# Finding the limit of a trigonometric function $\lim_{x \to \frac{\pi}{2}} \frac{\sin^2x-1}{\sin x-1}$

Could someone please clarify whether my calculation on the following limit problem is correct?

Determine the following limit:

$\lim_{x \to \frac{\pi}{2}} \frac{\sin^2x-1}{\sin x-1}$

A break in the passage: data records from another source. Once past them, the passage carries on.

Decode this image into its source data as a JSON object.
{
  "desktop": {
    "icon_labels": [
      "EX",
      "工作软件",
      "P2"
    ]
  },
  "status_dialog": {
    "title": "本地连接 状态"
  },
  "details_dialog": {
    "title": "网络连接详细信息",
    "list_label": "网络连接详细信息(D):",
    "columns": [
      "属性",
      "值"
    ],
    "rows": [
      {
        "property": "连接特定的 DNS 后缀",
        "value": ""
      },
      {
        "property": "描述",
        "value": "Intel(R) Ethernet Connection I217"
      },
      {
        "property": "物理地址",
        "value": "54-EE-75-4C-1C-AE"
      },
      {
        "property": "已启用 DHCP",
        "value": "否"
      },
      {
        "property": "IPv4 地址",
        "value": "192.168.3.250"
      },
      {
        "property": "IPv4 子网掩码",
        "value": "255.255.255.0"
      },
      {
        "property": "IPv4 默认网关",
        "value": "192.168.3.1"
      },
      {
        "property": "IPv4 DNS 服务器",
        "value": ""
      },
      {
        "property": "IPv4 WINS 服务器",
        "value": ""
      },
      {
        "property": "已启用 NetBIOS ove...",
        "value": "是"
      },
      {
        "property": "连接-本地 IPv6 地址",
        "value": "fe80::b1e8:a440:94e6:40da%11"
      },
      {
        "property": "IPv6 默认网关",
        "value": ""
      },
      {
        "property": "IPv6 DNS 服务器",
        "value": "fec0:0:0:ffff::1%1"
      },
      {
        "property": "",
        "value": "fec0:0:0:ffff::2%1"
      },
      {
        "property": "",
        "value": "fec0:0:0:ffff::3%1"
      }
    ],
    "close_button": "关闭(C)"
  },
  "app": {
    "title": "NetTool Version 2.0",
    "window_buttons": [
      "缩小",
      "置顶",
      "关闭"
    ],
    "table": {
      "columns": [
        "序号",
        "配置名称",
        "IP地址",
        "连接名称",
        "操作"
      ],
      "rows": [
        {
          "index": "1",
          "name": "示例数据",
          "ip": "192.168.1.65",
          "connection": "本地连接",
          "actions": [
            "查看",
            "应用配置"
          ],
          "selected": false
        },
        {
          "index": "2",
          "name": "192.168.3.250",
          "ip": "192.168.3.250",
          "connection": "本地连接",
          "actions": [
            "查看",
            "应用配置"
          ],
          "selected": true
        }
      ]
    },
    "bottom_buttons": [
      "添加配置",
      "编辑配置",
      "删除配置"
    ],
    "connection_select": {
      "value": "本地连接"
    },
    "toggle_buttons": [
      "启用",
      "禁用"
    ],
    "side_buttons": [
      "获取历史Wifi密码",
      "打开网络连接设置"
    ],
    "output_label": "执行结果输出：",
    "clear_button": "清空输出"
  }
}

$\lim_{x \to \frac{\pi}{2}} \frac{\sin^2x-1}{\sin x-1}$ = $\lim_{x \to \frac{\pi}{2}} \sin x\frac{\sin x-1}{\sin x-1} = \lim_{x \to \frac{\pi}{2}}\sin x \frac{1}{1} = \lim_{x \to \frac{\pi}{2}} \sin x = 1$

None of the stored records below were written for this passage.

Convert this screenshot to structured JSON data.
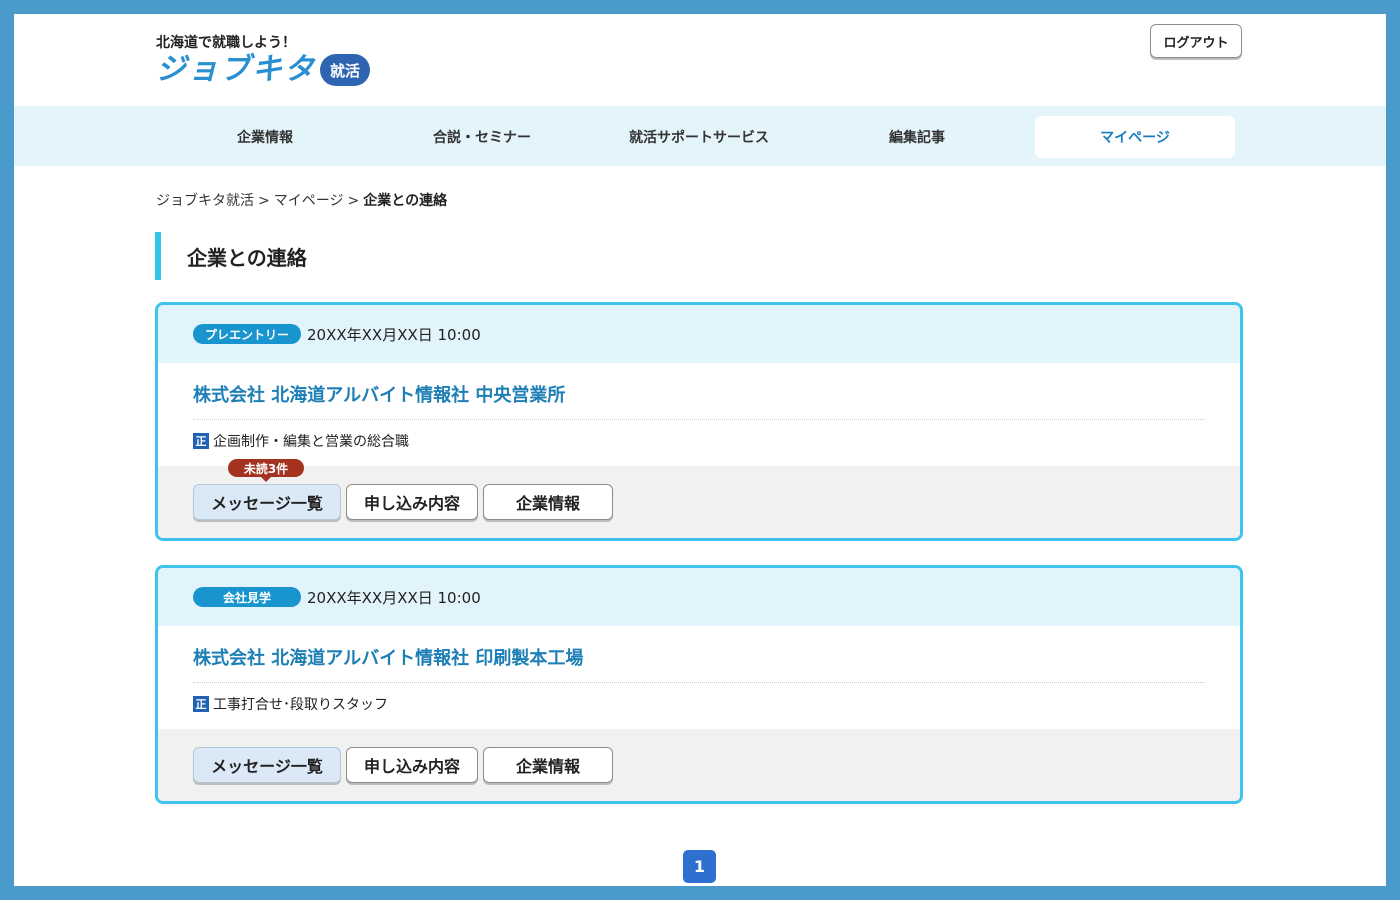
{
  "header": {
    "tagline": "北海道で就職しよう！",
    "logo_text": "ジョブキタ",
    "logo_badge": "就活",
    "logout_label": "ログアウト"
  },
  "nav": {
    "items": [
      {
        "label": "企業情報"
      },
      {
        "label": "合説・セミナー"
      },
      {
        "label": "就活サポートサービス"
      },
      {
        "label": "編集記事"
      },
      {
        "label": "マイページ"
      }
    ],
    "active_index": 4
  },
  "breadcrumb": {
    "items": [
      "ジョブキタ就活",
      "マイページ"
    ],
    "separator": ">",
    "current": "企業との連絡"
  },
  "page_title": "企業との連絡",
  "cards": [
    {
      "tag": "プレエントリー",
      "date": "20XX年XX月XX日 10:00",
      "company": "株式会社 北海道アルバイト情報社 中央営業所",
      "job_icon": "正",
      "job": "企画制作・編集と営業の総合職",
      "unread": "未読3件",
      "buttons": {
        "messages": "メッセージ一覧",
        "application": "申し込み内容",
        "company_info": "企業情報"
      }
    },
    {
      "tag": "会社見学",
      "date": "20XX年XX月XX日 10:00",
      "company": "株式会社 北海道アルバイト情報社 印刷製本工場",
      "job_icon": "正",
      "job": "工事打合せ･段取りスタッフ",
      "buttons": {
        "messages": "メッセージ一覧",
        "application": "申し込み内容",
        "company_info": "企業情報"
      }
    }
  ],
  "pagination": {
    "current": "1"
  },
  "colors": {
    "outer_frame": "#4a9bcb",
    "nav_bg": "#e4f4fb",
    "accent": "#3ec4ec",
    "company_link": "#1d7fb5",
    "tag_bg": "#1894cf",
    "unread_badge": "#a33220",
    "pager_bg": "#2e6fd0"
  }
}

Thank you.

• $\sin^2{x}-1\not= \sin{x}(\sin{x}-1)$. Instead, it should be $(\sin{x}-1)(\sin{x}+1)$ – Golbez Aug 23 '14 at 14:04

$$\lim \frac{\sin^2 x-1}{\sin x-1}=\lim_{x \to \frac{\pi}{2}} \frac{(\sin x-1) \cdot (\sin x+1)}{\sin x-1}=\lim_{x \to \frac{\pi}{2}} (\sin x+1)=2$$
Using $a^2-b^2=(a+b)(a-b)$, $$\frac{\sin^2 (x) -1}{\sin (x)-1}=\sin (x)+1$$ The rest is easy.